=== DATA FOR PROCESSING ===

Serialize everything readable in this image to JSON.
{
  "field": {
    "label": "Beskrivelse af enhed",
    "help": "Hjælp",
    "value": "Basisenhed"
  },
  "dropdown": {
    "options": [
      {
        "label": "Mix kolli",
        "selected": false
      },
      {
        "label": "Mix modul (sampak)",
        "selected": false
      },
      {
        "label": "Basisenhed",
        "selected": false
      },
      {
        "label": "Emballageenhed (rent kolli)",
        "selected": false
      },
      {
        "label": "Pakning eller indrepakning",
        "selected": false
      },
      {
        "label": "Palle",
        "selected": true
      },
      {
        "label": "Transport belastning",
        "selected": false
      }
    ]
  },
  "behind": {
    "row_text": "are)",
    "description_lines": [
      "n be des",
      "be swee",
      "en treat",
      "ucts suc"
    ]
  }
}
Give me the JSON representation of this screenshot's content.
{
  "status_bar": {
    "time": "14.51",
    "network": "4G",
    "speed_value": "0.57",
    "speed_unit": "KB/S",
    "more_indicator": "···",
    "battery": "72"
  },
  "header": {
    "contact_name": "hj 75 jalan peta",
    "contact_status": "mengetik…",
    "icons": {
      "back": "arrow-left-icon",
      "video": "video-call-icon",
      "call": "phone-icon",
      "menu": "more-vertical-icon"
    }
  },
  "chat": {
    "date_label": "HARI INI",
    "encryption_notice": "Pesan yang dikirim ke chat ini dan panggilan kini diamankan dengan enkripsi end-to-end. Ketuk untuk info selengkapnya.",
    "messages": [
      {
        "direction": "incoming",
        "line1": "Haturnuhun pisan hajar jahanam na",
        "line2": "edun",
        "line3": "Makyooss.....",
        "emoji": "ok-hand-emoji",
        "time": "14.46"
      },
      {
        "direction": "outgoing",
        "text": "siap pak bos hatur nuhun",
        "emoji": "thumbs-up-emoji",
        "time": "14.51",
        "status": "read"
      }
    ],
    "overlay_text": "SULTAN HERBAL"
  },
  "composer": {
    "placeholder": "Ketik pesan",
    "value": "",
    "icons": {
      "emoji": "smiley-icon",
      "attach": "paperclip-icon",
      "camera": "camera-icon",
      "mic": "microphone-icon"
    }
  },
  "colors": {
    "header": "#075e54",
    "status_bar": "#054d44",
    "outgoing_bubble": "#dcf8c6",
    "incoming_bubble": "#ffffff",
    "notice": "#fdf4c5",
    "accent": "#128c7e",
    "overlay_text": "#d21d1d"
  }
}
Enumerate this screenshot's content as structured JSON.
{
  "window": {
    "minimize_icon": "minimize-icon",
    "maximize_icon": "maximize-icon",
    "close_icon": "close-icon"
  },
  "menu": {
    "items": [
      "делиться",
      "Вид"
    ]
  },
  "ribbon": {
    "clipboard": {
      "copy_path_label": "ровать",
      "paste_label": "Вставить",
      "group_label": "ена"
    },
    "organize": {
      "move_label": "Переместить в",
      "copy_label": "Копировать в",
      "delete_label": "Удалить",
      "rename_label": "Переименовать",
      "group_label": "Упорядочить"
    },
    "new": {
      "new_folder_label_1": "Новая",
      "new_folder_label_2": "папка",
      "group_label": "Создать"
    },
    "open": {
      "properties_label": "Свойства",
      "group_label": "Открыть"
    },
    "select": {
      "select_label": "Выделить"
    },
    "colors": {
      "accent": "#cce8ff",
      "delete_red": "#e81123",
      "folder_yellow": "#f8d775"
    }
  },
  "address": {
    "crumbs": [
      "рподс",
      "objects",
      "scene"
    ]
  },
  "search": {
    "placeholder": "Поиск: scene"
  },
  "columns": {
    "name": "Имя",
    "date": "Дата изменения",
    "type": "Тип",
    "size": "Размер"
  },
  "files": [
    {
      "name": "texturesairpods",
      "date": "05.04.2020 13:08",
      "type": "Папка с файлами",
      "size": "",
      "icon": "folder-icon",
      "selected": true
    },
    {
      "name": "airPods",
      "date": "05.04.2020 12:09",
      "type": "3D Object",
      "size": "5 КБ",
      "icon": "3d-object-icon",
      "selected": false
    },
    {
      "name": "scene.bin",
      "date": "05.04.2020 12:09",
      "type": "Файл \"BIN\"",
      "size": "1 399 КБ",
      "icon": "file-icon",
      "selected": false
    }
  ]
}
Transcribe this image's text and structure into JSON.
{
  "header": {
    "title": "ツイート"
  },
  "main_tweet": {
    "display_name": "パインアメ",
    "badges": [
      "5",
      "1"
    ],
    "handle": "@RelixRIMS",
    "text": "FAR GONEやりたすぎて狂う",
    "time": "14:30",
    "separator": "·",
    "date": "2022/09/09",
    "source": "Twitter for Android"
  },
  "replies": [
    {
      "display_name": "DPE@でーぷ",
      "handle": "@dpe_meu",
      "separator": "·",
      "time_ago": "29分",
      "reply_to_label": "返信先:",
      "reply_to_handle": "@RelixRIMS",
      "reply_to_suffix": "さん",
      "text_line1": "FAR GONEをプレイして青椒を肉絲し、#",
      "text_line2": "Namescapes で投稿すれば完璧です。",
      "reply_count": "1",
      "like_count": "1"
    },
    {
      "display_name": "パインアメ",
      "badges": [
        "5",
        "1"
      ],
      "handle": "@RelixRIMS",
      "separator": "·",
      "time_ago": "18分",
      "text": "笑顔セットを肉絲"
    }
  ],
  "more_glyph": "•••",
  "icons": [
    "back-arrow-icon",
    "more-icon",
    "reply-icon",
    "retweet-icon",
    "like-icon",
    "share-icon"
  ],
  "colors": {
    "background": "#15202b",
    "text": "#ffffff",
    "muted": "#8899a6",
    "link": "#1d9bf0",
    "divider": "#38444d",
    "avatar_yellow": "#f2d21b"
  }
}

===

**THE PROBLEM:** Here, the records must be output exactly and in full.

**RESPONSE TO THIS EXERCISE:**
Serialize everything readable in this image to JSON.
{
  "field": {
    "label": "Beskrivelse af enhed",
    "help": "Hjælp",
    "value": "Basisenhed"
  },
  "dropdown": {
    "options": [
      {
        "label": "Mix kolli",
        "selected": false
      },
      {
        "label": "Mix modul (sampak)",
        "selected": false
      },
      {
        "label": "Basisenhed",
        "selected": false
      },
      {
        "label": "Emballageenhed (rent kolli)",
        "selected": false
      },
      {
        "label": "Pakning eller indrepakning",
        "selected": false
      },
      {
        "label": "Palle",
        "selected": true
      },
      {
        "label": "Transport belastning",
        "selected": false
      }
    ]
  },
  "behind": {
    "row_text": "are)",
    "description_lines": [
      "n be des",
      "be swee",
      "en treat",
      "ucts suc"
    ]
  }
}
Give me the JSON representation of this screenshot's content.
{
  "status_bar": {
    "time": "14.51",
    "network": "4G",
    "speed_value": "0.57",
    "speed_unit": "KB/S",
    "more_indicator": "···",
    "battery": "72"
  },
  "header": {
    "contact_name": "hj 75 jalan peta",
    "contact_status": "mengetik…",
    "icons": {
      "back": "arrow-left-icon",
      "video": "video-call-icon",
      "call": "phone-icon",
      "menu": "more-vertical-icon"
    }
  },
  "chat": {
    "date_label": "HARI INI",
    "encryption_notice": "Pesan yang dikirim ke chat ini dan panggilan kini diamankan dengan enkripsi end-to-end. Ketuk untuk info selengkapnya.",
    "messages": [
      {
        "direction": "incoming",
        "line1": "Haturnuhun pisan hajar jahanam na",
        "line2": "edun",
        "line3": "Makyooss.....",
        "emoji": "ok-hand-emoji",
        "time": "14.46"
      },
      {
        "direction": "outgoing",
        "text": "siap pak bos hatur nuhun",
        "emoji": "thumbs-up-emoji",
        "time": "14.51",
        "status": "read"
      }
    ],
    "overlay_text": "SULTAN HERBAL"
  },
  "composer": {
    "placeholder": "Ketik pesan",
    "value": "",
    "icons": {
      "emoji": "smiley-icon",
      "attach": "paperclip-icon",
      "camera": "camera-icon",
      "mic": "microphone-icon"
    }
  },
  "colors": {
    "header": "#075e54",
    "status_bar": "#054d44",
    "outgoing_bubble": "#dcf8c6",
    "incoming_bubble": "#ffffff",
    "notice": "#fdf4c5",
    "accent": "#128c7e",
    "overlay_text": "#d21d1d"
  }
}
Enumerate this screenshot's content as structured JSON.
{
  "window": {
    "minimize_icon": "minimize-icon",
    "maximize_icon": "maximize-icon",
    "close_icon": "close-icon"
  },
  "menu": {
    "items": [
      "делиться",
      "Вид"
    ]
  },
  "ribbon": {
    "clipboard": {
      "copy_path_label": "ровать",
      "paste_label": "Вставить",
      "group_label": "ена"
    },
    "organize": {
      "move_label": "Переместить в",
      "copy_label": "Копировать в",
      "delete_label": "Удалить",
      "rename_label": "Переименовать",
      "group_label": "Упорядочить"
    },
    "new": {
      "new_folder_label_1": "Новая",
      "new_folder_label_2": "папка",
      "group_label": "Создать"
    },
    "open": {
      "properties_label": "Свойства",
      "group_label": "Открыть"
    },
    "select": {
      "select_label": "Выделить"
    },
    "colors": {
      "accent": "#cce8ff",
      "delete_red": "#e81123",
      "folder_yellow": "#f8d775"
    }
  },
  "address": {
    "crumbs": [
      "рподс",
      "objects",
      "scene"
    ]
  },
  "search": {
    "placeholder": "Поиск: scene"
  },
  "columns": {
    "name": "Имя",
    "date": "Дата изменения",
    "type": "Тип",
    "size": "Размер"
  },
  "files": [
    {
      "name": "texturesairpods",
      "date": "05.04.2020 13:08",
      "type": "Папка с файлами",
      "size": "",
      "icon": "folder-icon",
      "selected": true
    },
    {
      "name": "airPods",
      "date": "05.04.2020 12:09",
      "type": "3D Object",
      "size": "5 КБ",
      "icon": "3d-object-icon",
      "selected": false
    },
    {
      "name": "scene.bin",
      "date": "05.04.2020 12:09",
      "type": "Файл \"BIN\"",
      "size": "1 399 КБ",
      "icon": "file-icon",
      "selected": false
    }
  ]
}
Transcribe this image's text and structure into JSON.
{
  "header": {
    "title": "ツイート"
  },
  "main_tweet": {
    "display_name": "パインアメ",
    "badges": [
      "5",
      "1"
    ],
    "handle": "@RelixRIMS",
    "text": "FAR GONEやりたすぎて狂う",
    "time": "14:30",
    "separator": "·",
    "date": "2022/09/09",
    "source": "Twitter for Android"
  },
  "replies": [
    {
      "display_name": "DPE@でーぷ",
      "handle": "@dpe_meu",
      "separator": "·",
      "time_ago": "29分",
      "reply_to_label": "返信先:",
      "reply_to_handle": "@RelixRIMS",
      "reply_to_suffix": "さん",
      "text_line1": "FAR GONEをプレイして青椒を肉絲し、#",
      "text_line2": "Namescapes で投稿すれば完璧です。",
      "reply_count": "1",
      "like_count": "1"
    },
    {
      "display_name": "パインアメ",
      "badges": [
        "5",
        "1"
      ],
      "handle": "@RelixRIMS",
      "separator": "·",
      "time_ago": "18分",
      "text": "笑顔セットを肉絲"
    }
  ],
  "more_glyph": "•••",
  "icons": [
    "back-arrow-icon",
    "more-icon",
    "reply-icon",
    "retweet-icon",
    "like-icon",
    "share-icon"
  ],
  "colors": {
    "background": "#15202b",
    "text": "#ffffff",
    "muted": "#8899a6",
    "link": "#1d9bf0",
    "divider": "#38444d",
    "avatar_yellow": "#f2d21b"
  }
}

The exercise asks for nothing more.